Rather, I am talking about man-made extinction, and the process of what some call de-extinction, or recreating (as best we can) a species that currently is extinct.
100 years ago this week, the passenger pigeon, once a bird numbering in the billions here in the United States, became extinct. And yes, that is a subject perfect for a Sustainable Saturday.
These birds, it was estimated, once composed about 40% of the United States' bird population. Their flocks darkened the sky, so much so that some early pioneers thought they were enduring the end of the world when a flock flew over. The flocks destroyed trees when they roosted by the sheer weight of their numbers. Their sounds were deafening. Their numbers, it seemed, were limitless.
They were hunted. And hunted. And hunted. Passenger pigeon - yes, it was what was for dinner.
We were wrong about the limitless numbers part.

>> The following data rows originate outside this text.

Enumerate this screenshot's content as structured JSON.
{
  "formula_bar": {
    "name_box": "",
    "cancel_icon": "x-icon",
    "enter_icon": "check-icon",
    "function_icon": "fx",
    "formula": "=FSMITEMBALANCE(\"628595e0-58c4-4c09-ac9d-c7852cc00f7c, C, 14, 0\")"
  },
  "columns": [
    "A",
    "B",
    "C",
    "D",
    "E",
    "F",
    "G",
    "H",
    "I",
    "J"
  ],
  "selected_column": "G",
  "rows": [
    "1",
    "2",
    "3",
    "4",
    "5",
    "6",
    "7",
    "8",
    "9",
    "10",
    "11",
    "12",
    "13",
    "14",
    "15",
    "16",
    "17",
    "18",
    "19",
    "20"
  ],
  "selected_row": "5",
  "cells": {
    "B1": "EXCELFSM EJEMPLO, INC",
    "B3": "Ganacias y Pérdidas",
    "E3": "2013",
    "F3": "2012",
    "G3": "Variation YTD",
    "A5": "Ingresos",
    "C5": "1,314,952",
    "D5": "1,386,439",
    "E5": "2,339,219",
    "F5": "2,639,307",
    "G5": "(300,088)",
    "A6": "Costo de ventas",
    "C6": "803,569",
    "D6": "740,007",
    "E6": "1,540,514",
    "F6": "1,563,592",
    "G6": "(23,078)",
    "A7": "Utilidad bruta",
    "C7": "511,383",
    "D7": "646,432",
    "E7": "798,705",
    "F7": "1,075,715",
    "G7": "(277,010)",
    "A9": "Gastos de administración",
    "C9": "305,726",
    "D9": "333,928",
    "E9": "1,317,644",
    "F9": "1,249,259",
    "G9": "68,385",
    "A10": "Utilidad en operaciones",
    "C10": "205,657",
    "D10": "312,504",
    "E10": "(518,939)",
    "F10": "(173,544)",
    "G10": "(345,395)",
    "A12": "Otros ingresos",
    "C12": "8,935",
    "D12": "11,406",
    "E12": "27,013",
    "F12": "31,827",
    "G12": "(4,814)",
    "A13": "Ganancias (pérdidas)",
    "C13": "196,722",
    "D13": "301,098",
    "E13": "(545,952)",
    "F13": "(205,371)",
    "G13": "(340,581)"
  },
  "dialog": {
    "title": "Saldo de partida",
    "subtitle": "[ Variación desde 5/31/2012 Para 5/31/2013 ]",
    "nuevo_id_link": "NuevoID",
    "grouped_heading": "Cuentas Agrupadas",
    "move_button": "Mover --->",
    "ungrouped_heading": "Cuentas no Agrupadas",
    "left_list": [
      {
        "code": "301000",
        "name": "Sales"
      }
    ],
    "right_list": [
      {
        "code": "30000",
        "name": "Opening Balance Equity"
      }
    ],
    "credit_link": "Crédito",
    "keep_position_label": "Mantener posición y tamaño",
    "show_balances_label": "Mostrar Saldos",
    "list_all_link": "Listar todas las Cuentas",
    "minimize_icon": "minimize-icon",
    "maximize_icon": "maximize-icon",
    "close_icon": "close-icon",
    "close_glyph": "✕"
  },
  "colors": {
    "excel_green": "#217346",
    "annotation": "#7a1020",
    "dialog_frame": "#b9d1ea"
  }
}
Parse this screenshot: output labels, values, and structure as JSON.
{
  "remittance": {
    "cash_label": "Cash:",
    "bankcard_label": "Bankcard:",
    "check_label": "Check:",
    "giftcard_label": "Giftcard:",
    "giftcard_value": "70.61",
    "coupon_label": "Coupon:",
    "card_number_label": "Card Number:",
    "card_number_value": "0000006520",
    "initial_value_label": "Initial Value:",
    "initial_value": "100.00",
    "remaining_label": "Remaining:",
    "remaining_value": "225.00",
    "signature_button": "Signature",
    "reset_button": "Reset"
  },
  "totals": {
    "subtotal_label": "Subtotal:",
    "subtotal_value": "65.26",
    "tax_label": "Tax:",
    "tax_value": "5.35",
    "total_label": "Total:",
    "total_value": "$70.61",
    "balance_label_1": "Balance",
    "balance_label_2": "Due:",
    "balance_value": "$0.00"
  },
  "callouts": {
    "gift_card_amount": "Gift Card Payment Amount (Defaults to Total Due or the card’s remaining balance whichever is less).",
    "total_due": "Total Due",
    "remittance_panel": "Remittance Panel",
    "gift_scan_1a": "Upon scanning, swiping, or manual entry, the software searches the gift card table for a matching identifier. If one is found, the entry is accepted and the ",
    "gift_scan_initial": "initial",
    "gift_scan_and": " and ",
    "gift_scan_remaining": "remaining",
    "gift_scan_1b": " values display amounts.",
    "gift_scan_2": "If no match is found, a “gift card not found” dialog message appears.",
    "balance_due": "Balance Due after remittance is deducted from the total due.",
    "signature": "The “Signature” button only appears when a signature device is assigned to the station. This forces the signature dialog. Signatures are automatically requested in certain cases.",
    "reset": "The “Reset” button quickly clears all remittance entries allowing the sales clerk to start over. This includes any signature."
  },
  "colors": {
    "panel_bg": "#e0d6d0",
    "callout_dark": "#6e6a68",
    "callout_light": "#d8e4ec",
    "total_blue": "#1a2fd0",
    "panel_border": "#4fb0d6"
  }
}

The huge flocks made hunting a little too easy.
The extinction process only took about 40 years.
On September 1, 1913, the last living passenger pigeon, named Martha by humans, died, in a cage, at the Cincinnati Zoo. You can view her preserved body today, as I have, at the Smithsonian at Washington, DC. If you visit, ponder how easily we can upset our ecology and make changes that can not be undone.
Or can we?
I understand that the passenger pigeon somewhat resembled a common bird here in upstate New York, the mourning dove. But, actually, there is a closer related pigeon still alive, called the band-tailed pigeon. And now there are scientists who are wondering if we can, in some way, bring a bird as similar as possible to the passenger pigeon back, using the band-tailed pigeon and passenger pigeon DNA. It is a complicated question.
Last year, I blogged about the process of "de-extinction".
With the passenger pigeon, there are actually a fair number of - shall we say preserved specimens, where DNA could be obtained. But the process is not easy. We've actually tried with a species of mammal that became extinct in 2000, and failed.
Assuming we can develop the skills to bring a sort-of passenger pigeon back into existence, the question becomes - should we? Would we care less about protecting endangered species if we could (in some cases) bring them back? Plus, the environment has adjusted to the absence of the passenger pigeon - could de extinction become a case of unintended consequences?
But, on the other hand, do we have a moral obligation to try, since this extinction was totally our doing?
What do you think?